**PROBLEM DETAILS**
Extract, from the listing that follows, each line containing the word "Tarefas".

BEGIN

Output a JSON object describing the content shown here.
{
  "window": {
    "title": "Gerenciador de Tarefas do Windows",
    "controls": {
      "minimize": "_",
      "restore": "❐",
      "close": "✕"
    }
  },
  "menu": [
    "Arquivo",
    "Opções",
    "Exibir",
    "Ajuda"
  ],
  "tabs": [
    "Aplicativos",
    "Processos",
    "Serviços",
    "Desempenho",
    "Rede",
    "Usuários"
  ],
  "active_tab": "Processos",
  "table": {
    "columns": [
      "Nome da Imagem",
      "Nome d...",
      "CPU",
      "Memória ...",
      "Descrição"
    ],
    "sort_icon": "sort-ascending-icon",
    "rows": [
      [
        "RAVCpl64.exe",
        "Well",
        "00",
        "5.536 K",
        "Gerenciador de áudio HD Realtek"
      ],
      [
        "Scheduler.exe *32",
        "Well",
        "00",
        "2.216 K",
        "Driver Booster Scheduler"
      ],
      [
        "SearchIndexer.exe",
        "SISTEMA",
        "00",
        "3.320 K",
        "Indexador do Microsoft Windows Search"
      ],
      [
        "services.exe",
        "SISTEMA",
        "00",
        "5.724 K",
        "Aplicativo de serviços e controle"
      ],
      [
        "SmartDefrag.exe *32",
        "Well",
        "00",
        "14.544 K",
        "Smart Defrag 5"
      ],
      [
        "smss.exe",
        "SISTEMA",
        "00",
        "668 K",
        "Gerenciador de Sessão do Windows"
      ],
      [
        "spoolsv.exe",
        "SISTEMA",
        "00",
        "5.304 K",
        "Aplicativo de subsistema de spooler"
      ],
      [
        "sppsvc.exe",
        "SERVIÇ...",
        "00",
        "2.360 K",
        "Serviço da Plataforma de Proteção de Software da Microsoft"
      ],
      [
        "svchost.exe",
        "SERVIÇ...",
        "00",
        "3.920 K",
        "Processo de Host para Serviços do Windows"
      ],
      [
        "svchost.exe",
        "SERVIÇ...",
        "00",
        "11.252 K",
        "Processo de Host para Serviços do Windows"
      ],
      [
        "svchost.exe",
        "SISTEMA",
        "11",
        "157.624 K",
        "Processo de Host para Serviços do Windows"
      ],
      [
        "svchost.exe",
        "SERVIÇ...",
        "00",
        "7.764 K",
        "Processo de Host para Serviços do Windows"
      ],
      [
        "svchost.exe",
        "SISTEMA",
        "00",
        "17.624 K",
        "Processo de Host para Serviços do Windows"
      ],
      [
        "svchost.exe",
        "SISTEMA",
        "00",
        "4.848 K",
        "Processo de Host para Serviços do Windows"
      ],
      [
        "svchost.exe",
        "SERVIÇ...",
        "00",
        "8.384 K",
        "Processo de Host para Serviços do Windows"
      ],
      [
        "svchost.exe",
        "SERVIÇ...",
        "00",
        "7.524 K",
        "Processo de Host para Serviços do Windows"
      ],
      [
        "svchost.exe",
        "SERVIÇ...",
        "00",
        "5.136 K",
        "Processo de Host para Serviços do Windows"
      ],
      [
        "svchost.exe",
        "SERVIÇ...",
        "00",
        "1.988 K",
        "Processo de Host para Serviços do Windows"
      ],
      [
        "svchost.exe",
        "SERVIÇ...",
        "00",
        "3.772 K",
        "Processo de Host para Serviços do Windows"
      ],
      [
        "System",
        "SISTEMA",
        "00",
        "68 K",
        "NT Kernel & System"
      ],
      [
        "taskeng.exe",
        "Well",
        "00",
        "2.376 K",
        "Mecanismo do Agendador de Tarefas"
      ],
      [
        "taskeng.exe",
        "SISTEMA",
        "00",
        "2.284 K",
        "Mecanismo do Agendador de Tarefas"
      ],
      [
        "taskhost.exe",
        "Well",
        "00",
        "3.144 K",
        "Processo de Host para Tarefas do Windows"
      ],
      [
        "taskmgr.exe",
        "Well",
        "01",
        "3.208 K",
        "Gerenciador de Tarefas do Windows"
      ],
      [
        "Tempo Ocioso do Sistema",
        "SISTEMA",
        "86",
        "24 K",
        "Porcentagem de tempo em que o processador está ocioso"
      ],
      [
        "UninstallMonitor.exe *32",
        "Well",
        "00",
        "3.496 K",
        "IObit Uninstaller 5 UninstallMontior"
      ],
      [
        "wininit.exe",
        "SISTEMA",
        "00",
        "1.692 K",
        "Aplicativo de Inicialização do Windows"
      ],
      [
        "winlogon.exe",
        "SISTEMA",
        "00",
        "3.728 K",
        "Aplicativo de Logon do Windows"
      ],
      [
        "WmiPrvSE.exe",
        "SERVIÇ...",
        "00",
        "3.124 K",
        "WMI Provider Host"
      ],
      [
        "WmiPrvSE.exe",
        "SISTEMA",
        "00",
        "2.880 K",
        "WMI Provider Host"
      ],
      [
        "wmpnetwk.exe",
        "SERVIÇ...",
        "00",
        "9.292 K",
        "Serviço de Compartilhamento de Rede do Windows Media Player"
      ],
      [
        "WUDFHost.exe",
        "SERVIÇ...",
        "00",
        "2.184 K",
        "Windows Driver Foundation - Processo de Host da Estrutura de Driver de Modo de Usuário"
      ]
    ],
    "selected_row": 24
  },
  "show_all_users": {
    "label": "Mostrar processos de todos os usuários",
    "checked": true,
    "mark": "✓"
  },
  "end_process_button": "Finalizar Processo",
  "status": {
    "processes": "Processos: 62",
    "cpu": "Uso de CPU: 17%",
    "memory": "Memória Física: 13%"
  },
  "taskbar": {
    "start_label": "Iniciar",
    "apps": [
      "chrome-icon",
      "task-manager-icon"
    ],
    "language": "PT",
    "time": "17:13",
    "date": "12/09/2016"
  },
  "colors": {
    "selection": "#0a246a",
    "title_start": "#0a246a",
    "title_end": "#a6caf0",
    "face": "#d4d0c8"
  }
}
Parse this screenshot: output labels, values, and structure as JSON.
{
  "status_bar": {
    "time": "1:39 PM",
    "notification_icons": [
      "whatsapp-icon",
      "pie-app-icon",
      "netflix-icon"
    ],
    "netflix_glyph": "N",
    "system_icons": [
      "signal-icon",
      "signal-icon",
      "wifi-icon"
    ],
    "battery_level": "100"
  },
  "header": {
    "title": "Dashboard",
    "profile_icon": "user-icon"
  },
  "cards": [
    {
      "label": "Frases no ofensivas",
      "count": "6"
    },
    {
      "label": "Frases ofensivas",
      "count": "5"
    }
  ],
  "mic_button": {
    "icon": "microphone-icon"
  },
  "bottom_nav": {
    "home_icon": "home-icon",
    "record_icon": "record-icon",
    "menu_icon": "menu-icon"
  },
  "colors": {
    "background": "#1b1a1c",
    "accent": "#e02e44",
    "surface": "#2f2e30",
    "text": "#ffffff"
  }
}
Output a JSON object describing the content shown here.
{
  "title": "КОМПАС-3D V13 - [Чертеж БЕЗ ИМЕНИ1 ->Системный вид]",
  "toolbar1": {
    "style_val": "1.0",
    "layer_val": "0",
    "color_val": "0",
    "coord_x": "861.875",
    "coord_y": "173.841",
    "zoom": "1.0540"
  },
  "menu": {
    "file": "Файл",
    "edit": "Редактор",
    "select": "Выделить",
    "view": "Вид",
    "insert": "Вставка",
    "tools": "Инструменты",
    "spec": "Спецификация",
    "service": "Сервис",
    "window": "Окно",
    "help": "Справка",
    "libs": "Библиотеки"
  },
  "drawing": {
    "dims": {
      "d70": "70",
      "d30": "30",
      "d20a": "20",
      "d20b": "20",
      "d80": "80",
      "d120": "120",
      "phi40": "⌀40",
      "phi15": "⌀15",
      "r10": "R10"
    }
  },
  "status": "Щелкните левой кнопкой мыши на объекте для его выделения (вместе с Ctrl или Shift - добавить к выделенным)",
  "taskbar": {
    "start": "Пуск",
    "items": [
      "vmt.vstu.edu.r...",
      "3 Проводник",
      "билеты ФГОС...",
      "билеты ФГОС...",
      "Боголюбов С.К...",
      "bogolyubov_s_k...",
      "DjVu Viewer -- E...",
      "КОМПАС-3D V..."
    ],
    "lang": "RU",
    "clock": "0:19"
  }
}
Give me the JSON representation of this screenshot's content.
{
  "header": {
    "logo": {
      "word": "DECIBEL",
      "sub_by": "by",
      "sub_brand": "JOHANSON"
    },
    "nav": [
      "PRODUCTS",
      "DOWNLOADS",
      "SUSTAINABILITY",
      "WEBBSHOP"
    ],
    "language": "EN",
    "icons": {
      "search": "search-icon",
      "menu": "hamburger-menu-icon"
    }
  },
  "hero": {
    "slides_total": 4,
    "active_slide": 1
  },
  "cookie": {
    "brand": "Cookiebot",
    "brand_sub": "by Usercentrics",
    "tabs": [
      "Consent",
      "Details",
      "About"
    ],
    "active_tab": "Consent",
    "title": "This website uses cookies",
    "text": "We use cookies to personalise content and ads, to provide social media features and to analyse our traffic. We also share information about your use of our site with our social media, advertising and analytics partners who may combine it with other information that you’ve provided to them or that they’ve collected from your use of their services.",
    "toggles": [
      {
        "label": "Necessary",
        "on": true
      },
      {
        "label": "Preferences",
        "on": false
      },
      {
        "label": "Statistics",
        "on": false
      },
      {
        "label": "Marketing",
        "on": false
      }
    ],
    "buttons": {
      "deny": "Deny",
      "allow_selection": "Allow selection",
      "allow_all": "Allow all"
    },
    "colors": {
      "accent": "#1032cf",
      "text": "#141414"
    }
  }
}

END

**WRITTEN ANSWER**
    "title": "Gerenciador de Tarefas do Windows",
        "Mecanismo do Agendador de Tarefas"
        "Mecanismo do Agendador de Tarefas"
        "Processo de Host para Tarefas do Windows"
        "Gerenciador de Tarefas do Windows"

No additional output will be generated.